Dominic Raab’s British bill of rights would make it easier for the state to commit human rights violations and should be scrapped, MPs and peers have said.
In a report published on Wednesday, parliament’s joint committee on human rights said the new law would weaken protects for people against torture, inhuman or degrading treatment.
Raab has said the legislation – which is intended to replace the Human Rights Act – will curtail “abuses” of the existing system.
But the cross-party committee said it would “create large scale uncertainty” and “seriously damage people’s ability to enforce their rights”.
Calling into question the “wisdom” of proceeding with the law, the committee said it should not be brought in without the consent of the Scottish Parliament, the Welsh Senedd and the Northern Ireland Assembly.
Joanna Cherry, the SNP chair of the committee, said Raab’s bill “removes and restricts certain human rights protections that the government finds inconvenient”.
“It may be more sensible to scrap the Bill in its entirety,” she said.
The committee – which includes four Conservatives – said the bill appears to be designed to “tip the balance” in favour of the state when facing allegations of human rights violations.
It said the result of the law would be more people going to the European Court of Human Rights to enforce their rights, with more judgments being made against the UK.
And the report also warned the bill will enable the government to evade liability for human rights infringements committed during overseas military operations in the future.

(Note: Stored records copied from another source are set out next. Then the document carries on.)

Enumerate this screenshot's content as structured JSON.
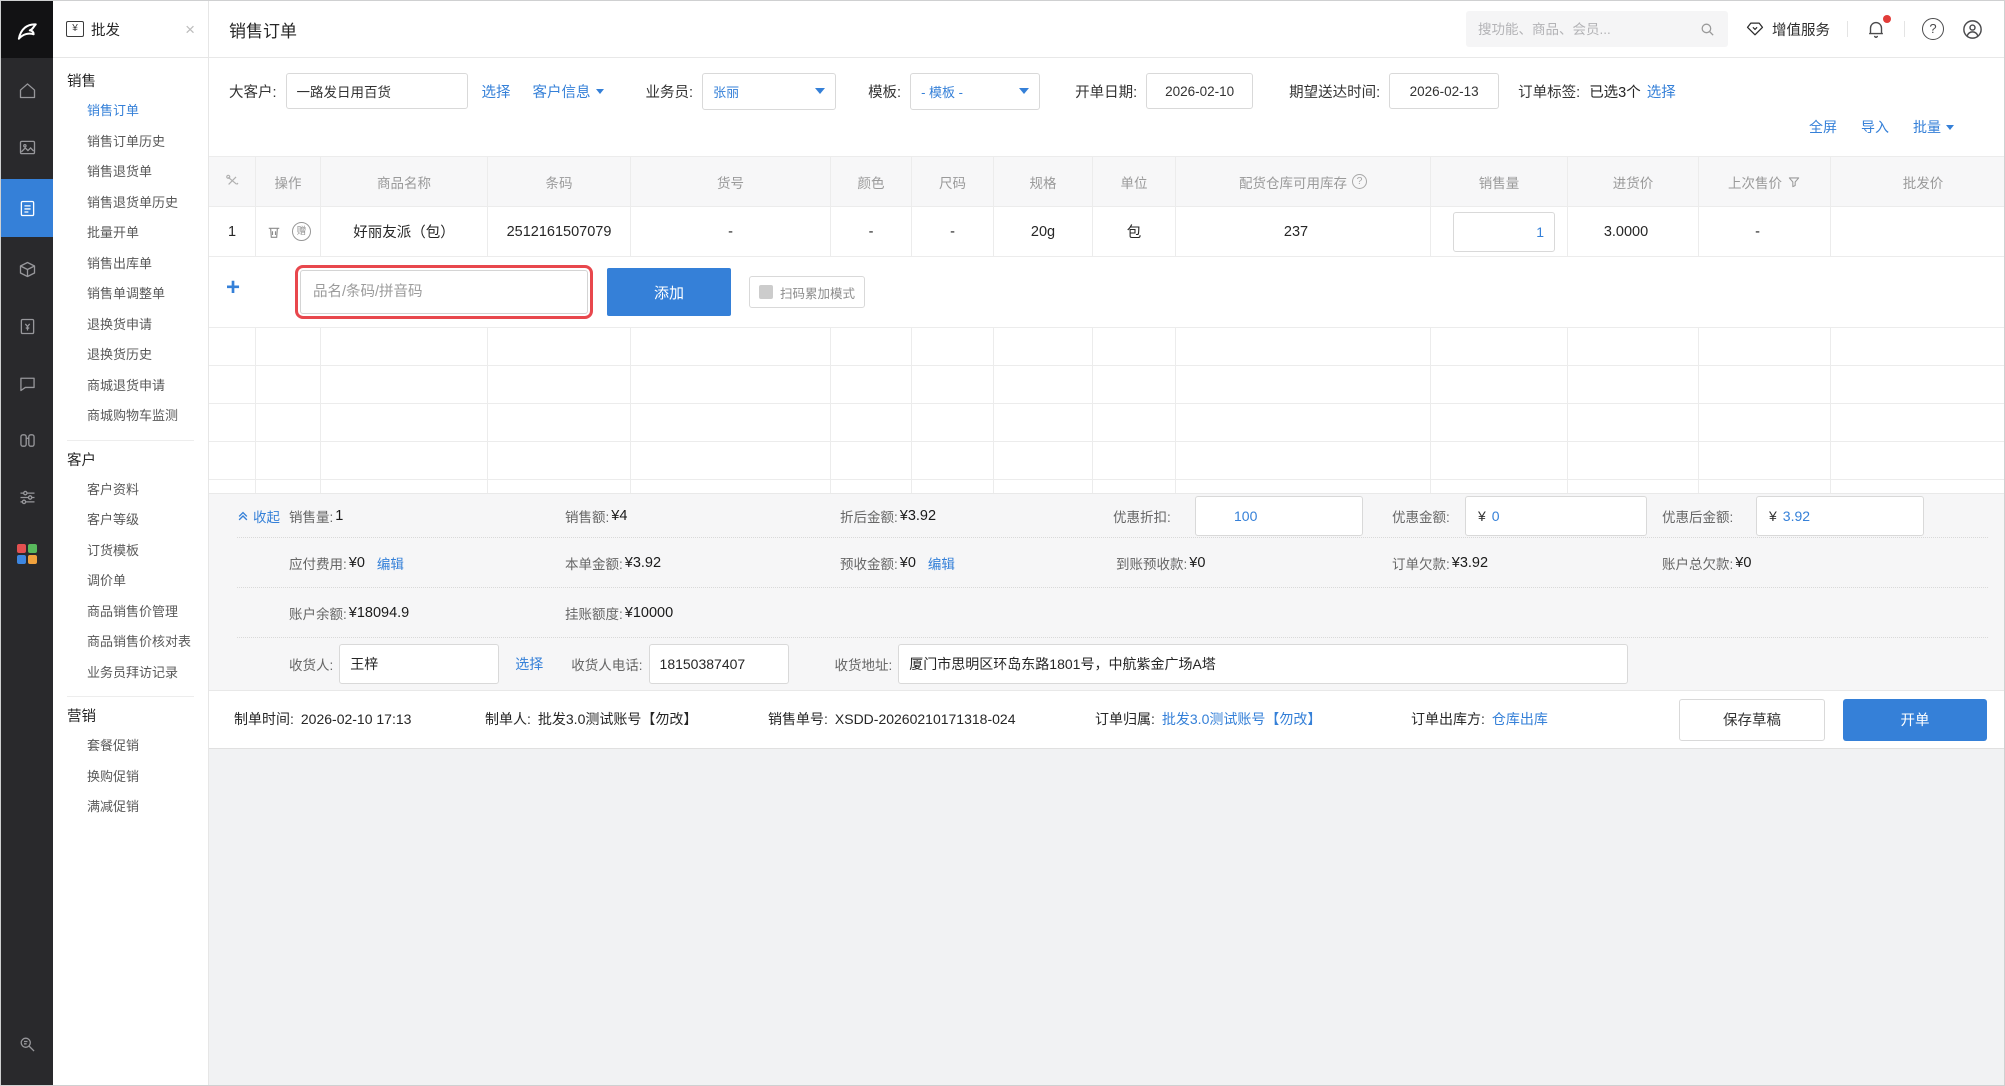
{
  "colors": {
    "primary": "#3580d8",
    "annotation_red": "#e8474d",
    "notification_dot": "#e23c39"
  },
  "icons": {
    "iconbar": [
      "logo-icon",
      "home-icon",
      "gallery-icon",
      "orders-icon",
      "package-icon",
      "invoice-icon",
      "chat-icon",
      "binoculars-icon",
      "sliders-icon",
      "apps-color-grid-icon",
      "search-list-icon"
    ],
    "topbar": [
      "search-icon",
      "vas-gem-icon",
      "bell-icon",
      "help-icon",
      "user-icon"
    ]
  },
  "tab": {
    "label": "批发",
    "icon_glyph": "¥",
    "close": "×"
  },
  "sidebar": {
    "sections": [
      {
        "title": "销售",
        "items": [
          "销售订单",
          "销售订单历史",
          "销售退货单",
          "销售退货单历史",
          "批量开单",
          "销售出库单",
          "销售单调整单",
          "退换货申请",
          "退换货历史",
          "商城退货申请",
          "商城购物车监测"
        ]
      },
      {
        "title": "客户",
        "items": [
          "客户资料",
          "客户等级",
          "订货模板",
          "调价单",
          "商品销售价管理",
          "商品销售价核对表",
          "业务员拜访记录"
        ]
      },
      {
        "title": "营销",
        "items": [
          "套餐促销",
          "换购促销",
          "满减促销"
        ]
      }
    ]
  },
  "topbar": {
    "title": "销售订单",
    "search_placeholder": "搜功能、商品、会员...",
    "vas_label": "增值服务"
  },
  "filters": {
    "customer": {
      "label": "大客户:",
      "value": "一路发日用百货",
      "select": "选择",
      "info": "客户信息"
    },
    "salesman": {
      "label": "业务员:",
      "value": "张丽"
    },
    "template": {
      "label": "模板:",
      "value": "- 模板 -"
    },
    "order_date": {
      "label": "开单日期:",
      "value": "2026-02-10"
    },
    "expected_date": {
      "label": "期望送达时间:",
      "value": "2026-02-13"
    },
    "tags": {
      "label": "订单标签:",
      "value": "已选3个",
      "select": "选择"
    },
    "actions": [
      "全屏",
      "导入",
      "批量"
    ]
  },
  "table": {
    "headers": [
      "操作",
      "商品名称",
      "条码",
      "货号",
      "颜色",
      "尺码",
      "规格",
      "单位",
      "配货仓库可用库存",
      "销售量",
      "进货价",
      "上次售价",
      "批发价"
    ],
    "row": {
      "index": "1",
      "gift_badge": "赠",
      "name": "好丽友派（包）",
      "barcode": "2512161507079",
      "item_no": "-",
      "color": "-",
      "size": "-",
      "spec": "20g",
      "unit": "包",
      "stock": "237",
      "qty": "1",
      "purchase_price": "3.0000",
      "last_price": "-",
      "wholesale_price": ""
    },
    "add_row": {
      "plus": "+",
      "placeholder": "品名/条码/拼音码",
      "add_button": "添加",
      "scan_mode_label": "扫码累加模式"
    }
  },
  "summary": {
    "collapse": "收起",
    "qty": {
      "label": "销售量:",
      "value": "1"
    },
    "amount": {
      "label": "销售额:",
      "value": "¥4"
    },
    "discounted_amount": {
      "label": "折后金额:",
      "value": "¥3.92"
    },
    "discount_rate": {
      "label": "优惠折扣:",
      "value": "100"
    },
    "discount_amount": {
      "label": "优惠金额:",
      "prefix": "¥",
      "value": "0"
    },
    "after_discount": {
      "label": "优惠后金额:",
      "prefix": "¥",
      "value": "3.92"
    },
    "payable_fee": {
      "label": "应付费用:",
      "value": "¥0",
      "edit": "编辑"
    },
    "order_amount": {
      "label": "本单金额:",
      "value": "¥3.92"
    },
    "prepay": {
      "label": "预收金额:",
      "value": "¥0",
      "edit": "编辑"
    },
    "received_prepay": {
      "label": "到账预收款:",
      "value": "¥0"
    },
    "order_debt": {
      "label": "订单欠款:",
      "value": "¥3.92"
    },
    "account_total_debt": {
      "label": "账户总欠款:",
      "value": "¥0"
    },
    "account_balance": {
      "label": "账户余额:",
      "value": "¥18094.9"
    },
    "credit_limit": {
      "label": "挂账额度:",
      "value": "¥10000"
    },
    "consignee": {
      "label": "收货人:",
      "value": "王梓",
      "select": "选择"
    },
    "phone": {
      "label": "收货人电话:",
      "value": "18150387407"
    },
    "address": {
      "label": "收货地址:",
      "value": "厦门市思明区环岛东路1801号，中航紫金广场A塔"
    }
  },
  "footer": {
    "created_time": {
      "label": "制单时间:",
      "value": "2026-02-10 17:13"
    },
    "creator": {
      "label": "制单人:",
      "value": "批发3.0测试账号【勿改】"
    },
    "order_no": {
      "label": "销售单号:",
      "value": "XSDD-20260210171318-024"
    },
    "owner": {
      "label": "订单归属:",
      "value": "批发3.0测试账号【勿改】"
    },
    "outbound": {
      "label": "订单出库方:",
      "value": "仓库出库"
    },
    "save_draft": "保存草稿",
    "submit": "开单"
  }
}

Raab first introduced the Bill when he held office under Boris Johnson, only for it to be shelved when he was sacked by Liz Truss when she was prime minister. It was brought back by Rishi Sunak.